[Task goal]
Please give the number of lines in the records below that include "WebElement", with no other output.

[Given records]
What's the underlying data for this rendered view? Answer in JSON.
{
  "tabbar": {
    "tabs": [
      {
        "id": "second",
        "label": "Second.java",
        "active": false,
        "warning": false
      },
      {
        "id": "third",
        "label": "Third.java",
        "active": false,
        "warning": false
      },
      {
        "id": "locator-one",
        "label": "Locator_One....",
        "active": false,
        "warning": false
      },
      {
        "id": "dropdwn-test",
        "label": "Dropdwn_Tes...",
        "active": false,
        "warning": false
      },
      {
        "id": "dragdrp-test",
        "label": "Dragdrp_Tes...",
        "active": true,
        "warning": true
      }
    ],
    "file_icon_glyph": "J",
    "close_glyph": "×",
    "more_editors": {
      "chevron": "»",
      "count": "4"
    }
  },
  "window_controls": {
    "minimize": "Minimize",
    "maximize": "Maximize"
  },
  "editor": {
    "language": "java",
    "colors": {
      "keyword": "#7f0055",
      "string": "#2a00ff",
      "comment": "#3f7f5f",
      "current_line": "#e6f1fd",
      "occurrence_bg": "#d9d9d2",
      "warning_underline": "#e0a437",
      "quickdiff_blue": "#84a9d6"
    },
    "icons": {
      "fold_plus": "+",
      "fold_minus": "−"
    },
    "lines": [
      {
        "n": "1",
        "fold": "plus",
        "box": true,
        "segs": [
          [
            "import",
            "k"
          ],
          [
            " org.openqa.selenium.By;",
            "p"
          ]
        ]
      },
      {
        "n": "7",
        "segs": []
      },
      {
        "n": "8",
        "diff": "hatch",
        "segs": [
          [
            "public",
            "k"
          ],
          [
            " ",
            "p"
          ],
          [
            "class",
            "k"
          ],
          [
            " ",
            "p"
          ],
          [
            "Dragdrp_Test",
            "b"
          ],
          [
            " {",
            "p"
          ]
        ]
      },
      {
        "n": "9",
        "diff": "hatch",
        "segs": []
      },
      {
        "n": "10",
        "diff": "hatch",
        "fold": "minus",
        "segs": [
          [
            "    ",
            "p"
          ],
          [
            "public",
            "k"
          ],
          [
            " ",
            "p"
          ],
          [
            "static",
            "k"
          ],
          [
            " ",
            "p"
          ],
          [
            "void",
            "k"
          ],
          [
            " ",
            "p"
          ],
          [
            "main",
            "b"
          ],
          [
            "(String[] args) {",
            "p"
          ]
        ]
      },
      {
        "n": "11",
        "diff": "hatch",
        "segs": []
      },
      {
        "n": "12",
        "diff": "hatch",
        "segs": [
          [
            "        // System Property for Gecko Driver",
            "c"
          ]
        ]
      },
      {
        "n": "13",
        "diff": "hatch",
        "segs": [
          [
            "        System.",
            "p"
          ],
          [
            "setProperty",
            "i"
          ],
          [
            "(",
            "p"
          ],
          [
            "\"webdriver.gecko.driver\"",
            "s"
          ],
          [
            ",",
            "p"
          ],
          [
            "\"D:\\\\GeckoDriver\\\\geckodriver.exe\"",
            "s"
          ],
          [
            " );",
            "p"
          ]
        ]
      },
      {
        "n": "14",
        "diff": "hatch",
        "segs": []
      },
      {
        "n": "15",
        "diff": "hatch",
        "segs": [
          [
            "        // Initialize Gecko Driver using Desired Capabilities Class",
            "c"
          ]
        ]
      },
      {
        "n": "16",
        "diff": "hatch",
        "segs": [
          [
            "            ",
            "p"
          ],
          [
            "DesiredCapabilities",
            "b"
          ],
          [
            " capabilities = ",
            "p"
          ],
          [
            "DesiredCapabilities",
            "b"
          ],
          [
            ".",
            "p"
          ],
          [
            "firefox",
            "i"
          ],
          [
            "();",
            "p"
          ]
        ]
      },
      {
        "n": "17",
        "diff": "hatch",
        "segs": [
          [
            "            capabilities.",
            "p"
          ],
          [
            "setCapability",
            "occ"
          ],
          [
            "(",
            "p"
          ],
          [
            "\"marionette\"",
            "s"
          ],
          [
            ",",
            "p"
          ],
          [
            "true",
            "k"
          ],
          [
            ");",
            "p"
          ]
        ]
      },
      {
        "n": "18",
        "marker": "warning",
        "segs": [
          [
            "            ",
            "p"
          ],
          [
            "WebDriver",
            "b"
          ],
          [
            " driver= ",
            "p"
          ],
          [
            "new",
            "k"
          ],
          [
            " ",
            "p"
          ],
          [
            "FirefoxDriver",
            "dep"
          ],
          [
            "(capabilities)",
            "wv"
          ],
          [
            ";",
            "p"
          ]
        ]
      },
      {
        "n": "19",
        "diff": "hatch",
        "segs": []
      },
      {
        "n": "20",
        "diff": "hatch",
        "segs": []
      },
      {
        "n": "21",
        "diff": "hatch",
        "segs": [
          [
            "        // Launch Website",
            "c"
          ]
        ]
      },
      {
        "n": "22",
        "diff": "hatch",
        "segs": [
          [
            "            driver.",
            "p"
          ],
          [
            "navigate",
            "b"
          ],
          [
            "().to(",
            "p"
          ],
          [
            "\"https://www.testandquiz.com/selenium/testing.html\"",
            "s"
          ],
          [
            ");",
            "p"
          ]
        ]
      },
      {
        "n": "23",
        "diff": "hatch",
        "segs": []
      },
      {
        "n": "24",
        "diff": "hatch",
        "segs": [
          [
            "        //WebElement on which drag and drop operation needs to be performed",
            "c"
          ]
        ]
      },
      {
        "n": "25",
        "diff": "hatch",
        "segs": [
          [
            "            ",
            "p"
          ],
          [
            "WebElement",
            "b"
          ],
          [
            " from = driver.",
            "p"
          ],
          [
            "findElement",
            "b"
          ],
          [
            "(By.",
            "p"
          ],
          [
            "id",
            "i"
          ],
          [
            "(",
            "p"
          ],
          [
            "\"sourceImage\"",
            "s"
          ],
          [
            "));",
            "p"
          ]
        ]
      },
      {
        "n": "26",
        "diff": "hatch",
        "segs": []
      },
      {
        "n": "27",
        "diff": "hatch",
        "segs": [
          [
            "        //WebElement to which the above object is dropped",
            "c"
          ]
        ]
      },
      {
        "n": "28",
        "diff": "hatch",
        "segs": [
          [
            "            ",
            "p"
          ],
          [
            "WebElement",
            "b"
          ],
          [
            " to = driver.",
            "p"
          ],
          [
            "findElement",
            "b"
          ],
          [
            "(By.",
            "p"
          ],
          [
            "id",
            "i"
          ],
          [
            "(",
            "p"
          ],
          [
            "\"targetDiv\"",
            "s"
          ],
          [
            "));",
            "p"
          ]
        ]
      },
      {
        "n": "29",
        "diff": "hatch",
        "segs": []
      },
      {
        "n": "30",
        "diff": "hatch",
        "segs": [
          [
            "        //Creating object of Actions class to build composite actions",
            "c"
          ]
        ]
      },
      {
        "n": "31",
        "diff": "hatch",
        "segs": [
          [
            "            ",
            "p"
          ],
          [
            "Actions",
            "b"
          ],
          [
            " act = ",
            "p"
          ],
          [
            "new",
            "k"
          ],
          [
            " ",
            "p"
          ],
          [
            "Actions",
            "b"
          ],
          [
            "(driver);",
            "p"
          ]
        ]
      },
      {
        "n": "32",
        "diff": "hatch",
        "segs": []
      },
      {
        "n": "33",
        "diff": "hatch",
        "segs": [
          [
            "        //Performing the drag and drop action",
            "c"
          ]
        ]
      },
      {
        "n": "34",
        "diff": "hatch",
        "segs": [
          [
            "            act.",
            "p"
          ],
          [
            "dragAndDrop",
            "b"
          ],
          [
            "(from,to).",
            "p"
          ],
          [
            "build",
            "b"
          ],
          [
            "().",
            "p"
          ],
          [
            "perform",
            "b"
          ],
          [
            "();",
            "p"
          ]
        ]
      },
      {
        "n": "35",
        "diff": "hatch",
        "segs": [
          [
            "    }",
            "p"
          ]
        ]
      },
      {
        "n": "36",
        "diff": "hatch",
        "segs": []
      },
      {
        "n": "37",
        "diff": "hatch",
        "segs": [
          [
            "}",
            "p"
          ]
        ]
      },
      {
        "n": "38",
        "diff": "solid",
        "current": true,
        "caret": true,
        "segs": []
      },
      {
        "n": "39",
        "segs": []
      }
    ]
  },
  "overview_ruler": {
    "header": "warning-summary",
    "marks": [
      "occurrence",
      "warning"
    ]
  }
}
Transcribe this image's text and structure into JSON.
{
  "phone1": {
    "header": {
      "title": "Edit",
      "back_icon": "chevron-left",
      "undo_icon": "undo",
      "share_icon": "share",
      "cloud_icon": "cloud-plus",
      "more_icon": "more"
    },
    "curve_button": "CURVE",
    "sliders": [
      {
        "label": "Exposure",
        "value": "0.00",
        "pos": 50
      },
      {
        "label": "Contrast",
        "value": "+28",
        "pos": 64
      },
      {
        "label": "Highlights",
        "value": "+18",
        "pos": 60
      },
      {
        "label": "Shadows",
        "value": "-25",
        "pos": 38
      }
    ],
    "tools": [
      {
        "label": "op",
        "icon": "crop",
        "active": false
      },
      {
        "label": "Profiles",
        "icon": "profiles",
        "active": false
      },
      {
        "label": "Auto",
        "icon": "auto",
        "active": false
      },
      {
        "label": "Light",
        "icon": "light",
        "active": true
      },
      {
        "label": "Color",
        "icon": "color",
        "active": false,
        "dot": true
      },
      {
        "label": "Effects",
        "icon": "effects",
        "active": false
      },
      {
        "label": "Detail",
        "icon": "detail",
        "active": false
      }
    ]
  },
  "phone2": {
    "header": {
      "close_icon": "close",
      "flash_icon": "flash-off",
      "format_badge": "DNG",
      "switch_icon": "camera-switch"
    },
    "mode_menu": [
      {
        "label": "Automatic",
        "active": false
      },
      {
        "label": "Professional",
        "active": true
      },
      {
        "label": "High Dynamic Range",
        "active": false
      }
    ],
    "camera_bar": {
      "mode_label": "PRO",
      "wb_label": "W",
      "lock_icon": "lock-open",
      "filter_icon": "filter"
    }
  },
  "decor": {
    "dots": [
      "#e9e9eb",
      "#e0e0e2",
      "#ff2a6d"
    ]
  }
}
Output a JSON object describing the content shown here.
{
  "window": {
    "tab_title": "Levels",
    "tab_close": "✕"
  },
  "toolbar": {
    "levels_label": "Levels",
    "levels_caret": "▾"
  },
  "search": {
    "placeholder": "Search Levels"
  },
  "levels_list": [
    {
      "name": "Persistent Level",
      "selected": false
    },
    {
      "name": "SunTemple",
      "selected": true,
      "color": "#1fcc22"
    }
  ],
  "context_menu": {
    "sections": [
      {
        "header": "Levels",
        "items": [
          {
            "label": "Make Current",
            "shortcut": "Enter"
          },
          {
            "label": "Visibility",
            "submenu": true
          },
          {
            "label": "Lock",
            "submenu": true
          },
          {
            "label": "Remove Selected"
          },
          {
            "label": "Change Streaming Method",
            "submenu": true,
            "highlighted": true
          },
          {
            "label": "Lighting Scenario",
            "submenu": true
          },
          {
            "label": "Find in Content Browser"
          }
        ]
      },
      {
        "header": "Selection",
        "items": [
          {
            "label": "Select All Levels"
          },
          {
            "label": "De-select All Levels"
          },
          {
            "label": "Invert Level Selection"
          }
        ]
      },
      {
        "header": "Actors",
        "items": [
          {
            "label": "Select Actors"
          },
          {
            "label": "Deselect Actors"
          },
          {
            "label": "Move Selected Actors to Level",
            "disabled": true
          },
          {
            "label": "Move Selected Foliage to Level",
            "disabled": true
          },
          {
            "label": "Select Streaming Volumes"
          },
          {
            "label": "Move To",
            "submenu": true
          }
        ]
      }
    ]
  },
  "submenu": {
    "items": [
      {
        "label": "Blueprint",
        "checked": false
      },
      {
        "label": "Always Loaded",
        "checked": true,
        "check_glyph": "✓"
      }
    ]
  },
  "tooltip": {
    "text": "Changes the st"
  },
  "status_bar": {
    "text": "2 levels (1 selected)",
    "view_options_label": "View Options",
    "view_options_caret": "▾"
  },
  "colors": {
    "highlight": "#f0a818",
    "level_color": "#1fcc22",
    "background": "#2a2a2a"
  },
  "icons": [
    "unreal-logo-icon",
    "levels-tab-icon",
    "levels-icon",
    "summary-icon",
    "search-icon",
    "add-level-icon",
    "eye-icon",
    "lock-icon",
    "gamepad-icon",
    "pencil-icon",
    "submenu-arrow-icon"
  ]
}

[Answer section]
4